The UTEP Theater Department fall production of Borderline, a play by El Pasoan Andrew Siañez De La O, staged a sci-fi story set in the old cotton fields of Socorro, Texas.
Kim McKean, associate professor of theatre and director of theatre programs at the University of Texas at El Paso said the local setting and culture play an important part in the story. So much so that she and the play’s set designer took a trip out to Socorro, in El Paso County’s Lower Valley, before drafting the set.
“We went to the desert, to the place that Andrew, the playwright, was imagining for the play,” McKean said.
She said the theatre department is always interested in representing local voices.

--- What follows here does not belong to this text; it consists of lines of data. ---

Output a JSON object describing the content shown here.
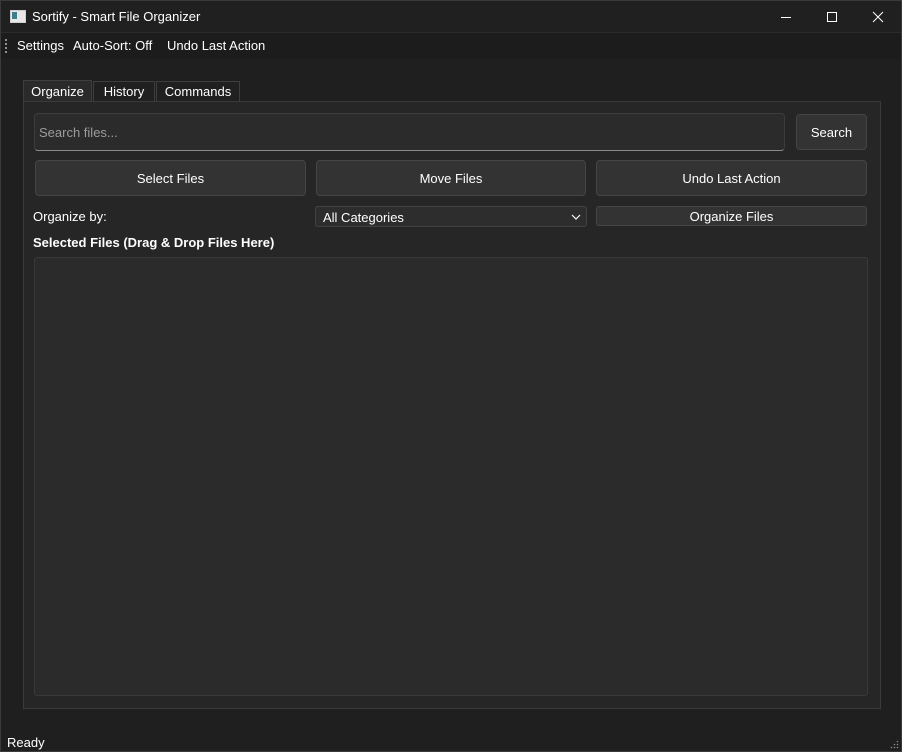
{
  "window": {
    "title": "Sortify - Smart File Organizer",
    "icon": "app-window-icon",
    "controls": [
      "minimize-icon",
      "maximize-icon",
      "close-icon"
    ]
  },
  "menu": {
    "settings": "Settings",
    "auto_sort": "Auto-Sort: Off",
    "undo": "Undo Last Action"
  },
  "tabs": [
    {
      "label": "Organize",
      "active": true
    },
    {
      "label": "History",
      "active": false
    },
    {
      "label": "Commands",
      "active": false
    }
  ],
  "organize": {
    "search": {
      "placeholder": "Search files...",
      "value": ""
    },
    "search_button": "Search",
    "select_files_button": "Select Files",
    "move_files_button": "Move Files",
    "undo_button": "Undo Last Action",
    "organize_by_label": "Organize by:",
    "category_select": {
      "value": "All Categories"
    },
    "organize_files_button": "Organize Files",
    "selected_files_label": "Selected Files (Drag & Drop Files Here)",
    "files": []
  },
  "status": {
    "text": "Ready"
  },
  "colors": {
    "background": "#1f1f1f",
    "panel": "#262626",
    "button": "#333333",
    "text": "#ffffff"
  }
}
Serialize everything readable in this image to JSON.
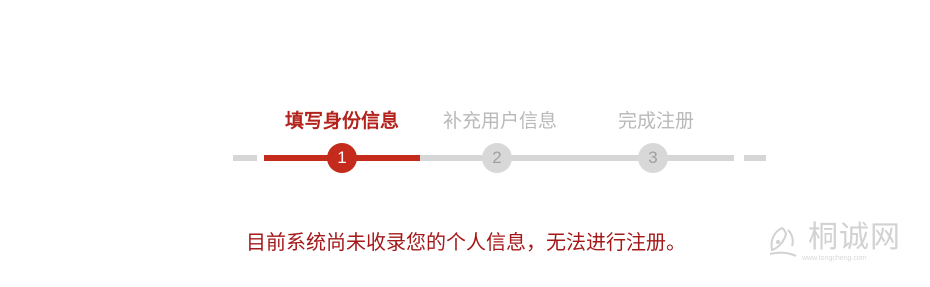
{
  "stepper": {
    "steps": [
      {
        "label": "填写身份信息",
        "number": "1",
        "state": "active"
      },
      {
        "label": "补充用户信息",
        "number": "2",
        "state": "pending"
      },
      {
        "label": "完成注册",
        "number": "3",
        "state": "pending"
      }
    ],
    "current_step": 1,
    "colors": {
      "active": "#c42b1c",
      "inactive": "#d6d6d6",
      "active_label": "#b3231c",
      "inactive_label": "#b9b9b9"
    }
  },
  "message": {
    "text": "目前系统尚未收录您的个人信息，无法进行注册。",
    "color": "#a4181a"
  },
  "watermark": {
    "brand": "桐诚网",
    "url": "www.tongcheng.com",
    "icon": "leaf-logo-icon"
  }
}
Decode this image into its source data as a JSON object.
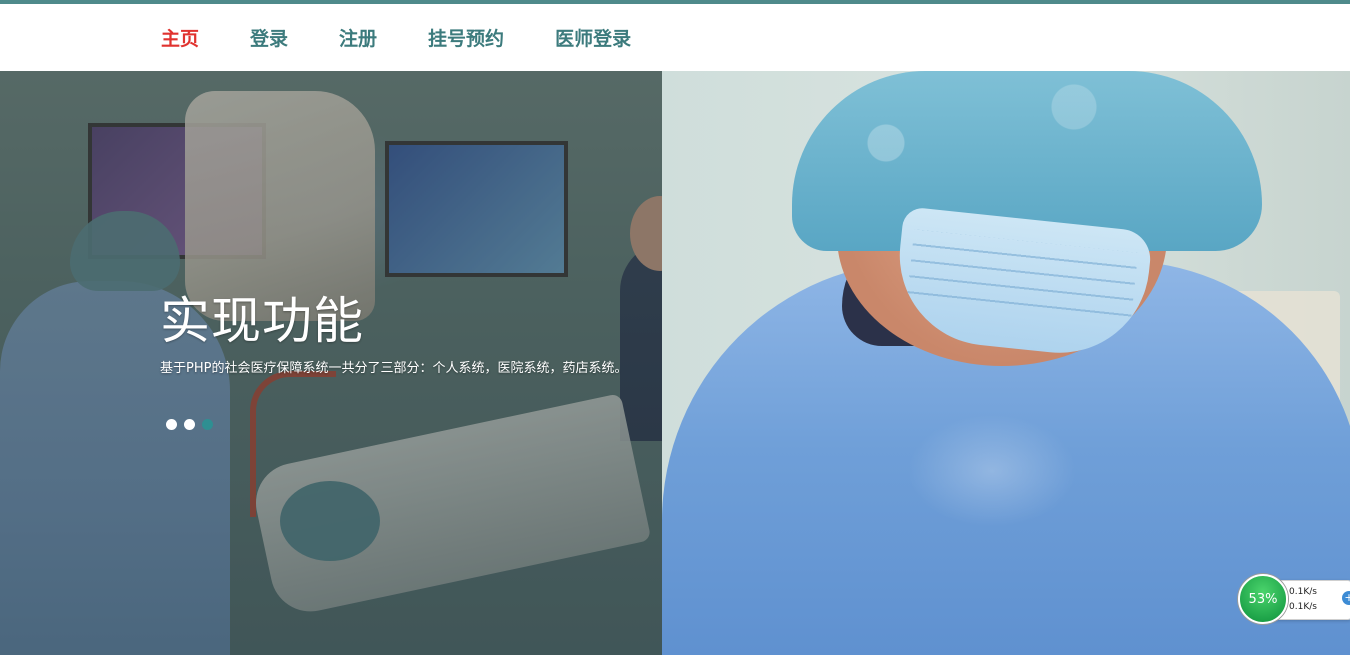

“The department has committed to as much as possible, maybe in one show per season or one show every other season – telling a new play, a new story,” she said.
Many of the student actors in the play say they “were able to draw from their own experiences, and from their personal lives and relate those experiences to the characters they’re playing,” McKean said.
Actor Maverick Tyler appreciates being able to perform the work of Mexican-American playwrights.
“I mean Chicano theatre is something that I didn’t really grow up with, and I think that’s why I had a lot of identity issues when I was younger because the representation wasn’t really there,” he said. “But you have playwrights Luis Valdes writing things where its predominantly Chicano actors and it’s Chicano story and it’s just important to see that onstage especially when you are growing up somewhere like here.”
Borderline follows a couple with a secret and a pair of storytelling siblings who band together in this ghost story that draws from local culture and folklore.
Daniela Mendoza, assistant director of Borderline said she connected with the story on several levels.
“Being from El Paso and being Mexican-American it felt very relatable. And how it talks about, you know our culture and how the world kind of treats us and how we are today,” she said.
Borderline sold out its run at UTEP this fall. The show was followed by Zoot Suit by Chicano playwright Luis Valdez.
“Even if you’re not Mexican-American or anything like that its still important to see the people and who you’re surrounded by in the world,” Mendoza said.